Rotavirus probably is the leading cause of severe, dehydrating diarrhea in newborns and young kids worldwide. According to the World Health Organization, more than 500,000 children under five die of this infection annually. Biology professor Michael Roner from University of Texas at Arlington anticipates that a natural additive in Chilean soapbark tree used to make foam in soft drinks may prevent the deadly rotavirus infection in children or decrease its severity.
In the course of the investigation, it was observed that the soapbark tree can block the rotavirus by disrupting its interaction with target cells. The molecule saponin can be reportedly found in more than 500 plant species. Their ability to form insoluble complexes with cholesterol has been probably used on a large scale in a range of biological applications such as cholesterol lowering, antitumor and antiviral drugs.
“Current vaccines are impossible to afford in the majority of countries where children are dying because of rotavirus,” said associate professor Michael Roner, adding that each dose can cost $50 to $100 and two to three doses are needed per child. “If our research can prove that extracts from the soapbark tree prevent infection, it could be inexpensively added to the water or milk these children drink and do the exact same thing as a vaccine.”

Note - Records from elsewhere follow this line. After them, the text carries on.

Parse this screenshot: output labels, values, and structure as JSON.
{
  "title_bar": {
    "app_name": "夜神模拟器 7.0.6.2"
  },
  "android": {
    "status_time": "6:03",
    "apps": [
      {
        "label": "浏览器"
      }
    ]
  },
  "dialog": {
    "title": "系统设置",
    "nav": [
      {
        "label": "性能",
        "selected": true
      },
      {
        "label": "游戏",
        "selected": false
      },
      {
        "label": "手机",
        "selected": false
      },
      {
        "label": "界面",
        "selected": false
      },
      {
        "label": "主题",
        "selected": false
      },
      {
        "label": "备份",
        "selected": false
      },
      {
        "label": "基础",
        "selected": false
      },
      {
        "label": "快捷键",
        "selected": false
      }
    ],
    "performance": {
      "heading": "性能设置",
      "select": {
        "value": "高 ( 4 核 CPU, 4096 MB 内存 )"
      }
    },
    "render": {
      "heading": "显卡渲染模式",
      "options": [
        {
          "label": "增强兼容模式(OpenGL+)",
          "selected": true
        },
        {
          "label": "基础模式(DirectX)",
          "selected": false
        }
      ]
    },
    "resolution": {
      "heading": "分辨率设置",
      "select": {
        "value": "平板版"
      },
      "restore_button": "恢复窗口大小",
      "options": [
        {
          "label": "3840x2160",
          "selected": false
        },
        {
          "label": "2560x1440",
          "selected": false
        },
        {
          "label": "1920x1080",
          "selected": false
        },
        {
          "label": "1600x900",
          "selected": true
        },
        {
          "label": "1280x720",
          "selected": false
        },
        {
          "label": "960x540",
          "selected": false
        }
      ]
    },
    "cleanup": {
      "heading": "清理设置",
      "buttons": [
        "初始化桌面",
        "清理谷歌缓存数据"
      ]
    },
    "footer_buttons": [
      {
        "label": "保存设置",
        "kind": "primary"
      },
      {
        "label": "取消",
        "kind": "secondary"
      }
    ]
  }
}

While conducting the research, saponin molecules extracted in fluid form from the Chilean soapbark tree known as Quillaja Saponaria were inspected. Mice were then subjected to a dose of the extract and a reduction in diarrhea was registered. Researchers mentioned that diarrhea induced by exposure to the rhesus rotavirus decreased from 79 percent to 11 percent. The Chilean soapbark tree treatment option is probably less expensive than the current rotavirus vaccines.
The research is published online on Antiviral Research.